While traveling in Iraqi Kurdistan last week, I had the opportunity to give a talk at the University of Duhok on the problem of twentieth century statehood. The question of what will become of the project of rule we know of as the “nation-state” seemed particularly apt in the city of Duhok, given the raging civil war in neighboring Syria, mounting Turkish air strikes on the PKK along the Iraqi border and chilling developments in Iran to the east — all, rather disconcertingly, within easy driving distance of this ancient Kurdish town.
Yet even with Kurdish refugees from Syria streaming daily into Duhok as a reminder of the precariousness of contemporary statehood, the faculty and scholars I met with, both in the capital Erbil and in Duhok, were most animated by questions concerning the flip side of statehood — that is, the more humdrum business of governing and everyday practices of rule. How can the abundant natural resources of the region be best developed and their social benefits better distributed? In what ways can Kurdish language use in higher education be further advanced? What might be some prospects for global partnerships in cooperative research and strategic policy studies?
These questions pointed to an extraordinary achievement. With little fanfare, Iraqi Kurdistan has become a fully autonomous political entity within a reconfigured Iraqi state. Legally recognized as the Kurdistan Regional Government (KRG) since the revision of the Iraqi constitution in 2005, the autonomous region has proven its mettle over the past seven years, navigating the treacherous geopolitics of the region while attracting major foreign investment from neighboring Turkey, formerly the loudest detractor of even the idea of an autonomous Kurdistan region within the state of Iraq.
Turkey, of course, has its own unaddressed Kurdish question, with a good part of its southeastern territories being composed of Kurdish lands, and its population of 15 million Kurds having been resistant to Turkish rule throughout the twentieth century. Indeed, the remarkable success of the Kurdistan autonomous region in Iraq only underscores the larger Kurdish question that remains unanswered in Turkey, Iran and Syria. Not only have Kurdish areas been subsumed within these states, the Kurds themselves have long been locked in a bitter struggle for their right to exist as a people. Longer term regional stability will require a political commitment to address the issue far beyond Erbil and Baghdad.
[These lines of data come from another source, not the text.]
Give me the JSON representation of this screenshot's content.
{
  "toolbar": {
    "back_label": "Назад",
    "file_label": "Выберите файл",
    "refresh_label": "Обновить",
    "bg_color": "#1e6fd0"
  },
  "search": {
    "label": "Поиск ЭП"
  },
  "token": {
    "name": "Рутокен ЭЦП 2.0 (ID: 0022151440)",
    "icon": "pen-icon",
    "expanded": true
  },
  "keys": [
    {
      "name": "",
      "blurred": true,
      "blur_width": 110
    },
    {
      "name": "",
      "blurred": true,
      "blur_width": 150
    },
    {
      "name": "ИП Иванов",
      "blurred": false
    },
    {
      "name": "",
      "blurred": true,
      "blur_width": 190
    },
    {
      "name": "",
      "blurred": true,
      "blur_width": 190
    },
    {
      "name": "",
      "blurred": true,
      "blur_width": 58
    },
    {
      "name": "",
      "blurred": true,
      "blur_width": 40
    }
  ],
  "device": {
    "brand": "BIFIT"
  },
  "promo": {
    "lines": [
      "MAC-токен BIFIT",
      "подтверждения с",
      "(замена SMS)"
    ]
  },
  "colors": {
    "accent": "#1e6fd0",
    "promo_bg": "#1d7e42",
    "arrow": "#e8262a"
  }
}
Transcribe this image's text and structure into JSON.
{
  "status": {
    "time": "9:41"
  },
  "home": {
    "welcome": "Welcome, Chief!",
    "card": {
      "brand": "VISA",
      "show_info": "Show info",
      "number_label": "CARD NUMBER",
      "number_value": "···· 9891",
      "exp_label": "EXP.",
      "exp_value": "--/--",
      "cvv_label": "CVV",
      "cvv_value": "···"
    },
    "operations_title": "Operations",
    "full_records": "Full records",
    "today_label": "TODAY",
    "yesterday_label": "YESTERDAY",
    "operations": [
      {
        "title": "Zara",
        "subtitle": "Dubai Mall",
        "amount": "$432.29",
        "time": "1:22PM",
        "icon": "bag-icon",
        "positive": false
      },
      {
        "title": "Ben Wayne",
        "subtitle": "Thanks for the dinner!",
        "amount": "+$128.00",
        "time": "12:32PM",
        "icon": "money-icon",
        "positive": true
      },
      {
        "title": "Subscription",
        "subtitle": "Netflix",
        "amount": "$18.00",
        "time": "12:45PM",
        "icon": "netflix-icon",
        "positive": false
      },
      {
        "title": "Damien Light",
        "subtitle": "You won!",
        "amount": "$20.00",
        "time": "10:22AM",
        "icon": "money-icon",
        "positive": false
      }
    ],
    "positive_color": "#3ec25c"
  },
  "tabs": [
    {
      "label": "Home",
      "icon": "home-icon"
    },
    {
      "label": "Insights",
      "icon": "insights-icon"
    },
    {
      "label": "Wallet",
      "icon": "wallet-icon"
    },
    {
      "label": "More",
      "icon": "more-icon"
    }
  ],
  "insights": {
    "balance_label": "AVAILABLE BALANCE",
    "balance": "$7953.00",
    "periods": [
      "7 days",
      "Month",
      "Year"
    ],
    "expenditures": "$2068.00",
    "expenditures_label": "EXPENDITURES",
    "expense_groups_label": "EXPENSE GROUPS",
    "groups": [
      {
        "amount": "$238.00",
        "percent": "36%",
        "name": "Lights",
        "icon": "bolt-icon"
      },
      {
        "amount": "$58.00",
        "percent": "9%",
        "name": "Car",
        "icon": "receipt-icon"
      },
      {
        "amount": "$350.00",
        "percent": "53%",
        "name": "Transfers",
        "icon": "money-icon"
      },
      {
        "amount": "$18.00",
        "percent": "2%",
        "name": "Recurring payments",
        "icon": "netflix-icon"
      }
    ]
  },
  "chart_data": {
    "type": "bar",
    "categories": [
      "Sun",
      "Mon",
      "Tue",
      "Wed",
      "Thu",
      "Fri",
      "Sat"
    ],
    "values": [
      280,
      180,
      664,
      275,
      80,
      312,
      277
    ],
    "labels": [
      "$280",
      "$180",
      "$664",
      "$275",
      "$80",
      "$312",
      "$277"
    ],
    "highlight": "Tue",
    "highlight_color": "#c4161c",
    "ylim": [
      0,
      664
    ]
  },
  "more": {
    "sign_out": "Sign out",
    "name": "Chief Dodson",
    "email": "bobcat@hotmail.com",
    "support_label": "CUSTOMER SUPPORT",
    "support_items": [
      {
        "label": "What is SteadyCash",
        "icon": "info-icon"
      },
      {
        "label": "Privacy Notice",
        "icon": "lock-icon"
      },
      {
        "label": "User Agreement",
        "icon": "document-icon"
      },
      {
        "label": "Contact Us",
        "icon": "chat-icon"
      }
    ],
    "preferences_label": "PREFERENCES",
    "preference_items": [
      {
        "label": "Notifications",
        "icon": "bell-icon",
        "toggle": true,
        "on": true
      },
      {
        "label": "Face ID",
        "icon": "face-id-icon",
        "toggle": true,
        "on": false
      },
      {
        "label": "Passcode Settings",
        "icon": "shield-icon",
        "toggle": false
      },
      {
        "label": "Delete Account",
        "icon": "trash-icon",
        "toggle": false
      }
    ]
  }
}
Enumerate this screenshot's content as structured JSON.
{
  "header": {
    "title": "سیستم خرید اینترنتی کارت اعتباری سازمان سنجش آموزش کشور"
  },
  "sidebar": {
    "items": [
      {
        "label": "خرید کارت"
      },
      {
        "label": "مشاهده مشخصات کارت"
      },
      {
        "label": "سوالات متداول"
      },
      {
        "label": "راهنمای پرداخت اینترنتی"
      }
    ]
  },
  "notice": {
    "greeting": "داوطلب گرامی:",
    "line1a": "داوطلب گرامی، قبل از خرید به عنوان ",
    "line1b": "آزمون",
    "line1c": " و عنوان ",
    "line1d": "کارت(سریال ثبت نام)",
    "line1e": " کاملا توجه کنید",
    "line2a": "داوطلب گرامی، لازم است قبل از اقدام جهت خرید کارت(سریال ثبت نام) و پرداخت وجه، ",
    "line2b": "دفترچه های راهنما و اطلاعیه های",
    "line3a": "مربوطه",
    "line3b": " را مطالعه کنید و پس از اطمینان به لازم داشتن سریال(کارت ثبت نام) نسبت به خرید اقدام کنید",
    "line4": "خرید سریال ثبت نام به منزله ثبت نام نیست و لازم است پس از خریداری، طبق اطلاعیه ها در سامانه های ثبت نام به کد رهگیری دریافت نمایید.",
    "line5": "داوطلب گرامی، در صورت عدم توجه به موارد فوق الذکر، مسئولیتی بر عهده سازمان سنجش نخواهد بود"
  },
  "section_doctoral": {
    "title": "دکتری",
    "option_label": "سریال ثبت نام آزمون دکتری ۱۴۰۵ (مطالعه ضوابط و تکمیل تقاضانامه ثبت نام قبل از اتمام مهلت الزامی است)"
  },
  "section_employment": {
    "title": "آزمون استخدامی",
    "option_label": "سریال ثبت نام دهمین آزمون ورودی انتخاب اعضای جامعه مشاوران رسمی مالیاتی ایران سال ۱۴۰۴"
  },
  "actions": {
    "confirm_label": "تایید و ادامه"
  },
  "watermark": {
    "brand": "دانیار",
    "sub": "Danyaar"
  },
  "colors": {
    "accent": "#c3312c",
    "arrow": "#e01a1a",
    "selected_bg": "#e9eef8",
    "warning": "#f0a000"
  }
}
But after a history of unspeakable tragedy, the very possibility of the Kurdistan Regional Government seems extraordinary. From its boomtown capital of Erbil to the shiny glass towers rising along the sun-burnt hills of Dohuk, it’s clear that the Kurdish authorities are pursuing their hard-won freedom to self-govern with a steely resolve and a determined will to rule. In the process, the autonomous region of Iraqi Kurdistan has proven itself not only the most secure, functional and best governed part of the Iraqi state, but also something of a model for rational self-governance for the rest of the Middle East.
On September 27, 2012, Dr. Tashi Rabgey gave a talk on “The Limits of Sovereignty and the Twentieth Century State: Tibet and the People’s Republic of China” at the University of Duhok in Iraqi Kurdistan. Dr. Rabgey is a visiting scholar at the Institute for Global and International Studies at the Elliott School of International Affairs.